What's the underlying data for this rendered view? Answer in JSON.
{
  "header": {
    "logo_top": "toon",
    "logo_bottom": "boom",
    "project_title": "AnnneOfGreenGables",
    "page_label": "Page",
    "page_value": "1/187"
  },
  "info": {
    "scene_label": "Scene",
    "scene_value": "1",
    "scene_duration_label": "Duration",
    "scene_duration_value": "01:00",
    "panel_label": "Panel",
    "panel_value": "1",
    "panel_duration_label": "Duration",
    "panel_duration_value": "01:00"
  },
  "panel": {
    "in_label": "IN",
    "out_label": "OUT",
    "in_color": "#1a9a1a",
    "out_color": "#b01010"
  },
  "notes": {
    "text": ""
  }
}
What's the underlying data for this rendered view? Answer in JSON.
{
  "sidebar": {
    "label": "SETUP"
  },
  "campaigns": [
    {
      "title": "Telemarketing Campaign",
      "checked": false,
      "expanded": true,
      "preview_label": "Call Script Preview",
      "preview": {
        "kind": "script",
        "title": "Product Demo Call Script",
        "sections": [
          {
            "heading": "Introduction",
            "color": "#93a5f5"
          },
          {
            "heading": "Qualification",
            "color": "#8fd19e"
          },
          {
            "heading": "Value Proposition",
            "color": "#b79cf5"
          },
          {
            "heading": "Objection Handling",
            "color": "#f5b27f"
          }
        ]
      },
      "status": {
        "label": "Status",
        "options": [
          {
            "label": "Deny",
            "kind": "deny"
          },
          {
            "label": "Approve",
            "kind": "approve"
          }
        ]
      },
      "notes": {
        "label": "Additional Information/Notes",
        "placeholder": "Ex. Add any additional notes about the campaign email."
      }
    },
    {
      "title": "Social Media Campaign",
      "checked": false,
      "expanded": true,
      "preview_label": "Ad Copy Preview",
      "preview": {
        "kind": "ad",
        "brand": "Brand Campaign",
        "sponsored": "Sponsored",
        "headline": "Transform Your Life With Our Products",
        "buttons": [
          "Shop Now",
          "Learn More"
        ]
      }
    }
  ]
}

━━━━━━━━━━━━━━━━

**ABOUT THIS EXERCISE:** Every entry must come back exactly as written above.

**ANSWER FOR THE TASK:**
What's the underlying data for this rendered view? Answer in JSON.
{
  "header": {
    "logo_top": "toon",
    "logo_bottom": "boom",
    "project_title": "AnnneOfGreenGables",
    "page_label": "Page",
    "page_value": "1/187"
  },
  "info": {
    "scene_label": "Scene",
    "scene_value": "1",
    "scene_duration_label": "Duration",
    "scene_duration_value": "01:00",
    "panel_label": "Panel",
    "panel_value": "1",
    "panel_duration_label": "Duration",
    "panel_duration_value": "01:00"
  },
  "panel": {
    "in_label": "IN",
    "out_label": "OUT",
    "in_color": "#1a9a1a",
    "out_color": "#b01010"
  },
  "notes": {
    "text": ""
  }
}
What's the underlying data for this rendered view? Answer in JSON.
{
  "sidebar": {
    "label": "SETUP"
  },
  "campaigns": [
    {
      "title": "Telemarketing Campaign",
      "checked": false,
      "expanded": true,
      "preview_label": "Call Script Preview",
      "preview": {
        "kind": "script",
        "title": "Product Demo Call Script",
        "sections": [
          {
            "heading": "Introduction",
            "color": "#93a5f5"
          },
          {
            "heading": "Qualification",
            "color": "#8fd19e"
          },
          {
            "heading": "Value Proposition",
            "color": "#b79cf5"
          },
          {
            "heading": "Objection Handling",
            "color": "#f5b27f"
          }
        ]
      },
      "status": {
        "label": "Status",
        "options": [
          {
            "label": "Deny",
            "kind": "deny"
          },
          {
            "label": "Approve",
            "kind": "approve"
          }
        ]
      },
      "notes": {
        "label": "Additional Information/Notes",
        "placeholder": "Ex. Add any additional notes about the campaign email."
      }
    },
    {
      "title": "Social Media Campaign",
      "checked": false,
      "expanded": true,
      "preview_label": "Ad Copy Preview",
      "preview": {
        "kind": "ad",
        "brand": "Brand Campaign",
        "sponsored": "Sponsored",
        "headline": "Transform Your Life With Our Products",
        "buttons": [
          "Shop Now",
          "Learn More"
        ]
      }
    }
  ]
}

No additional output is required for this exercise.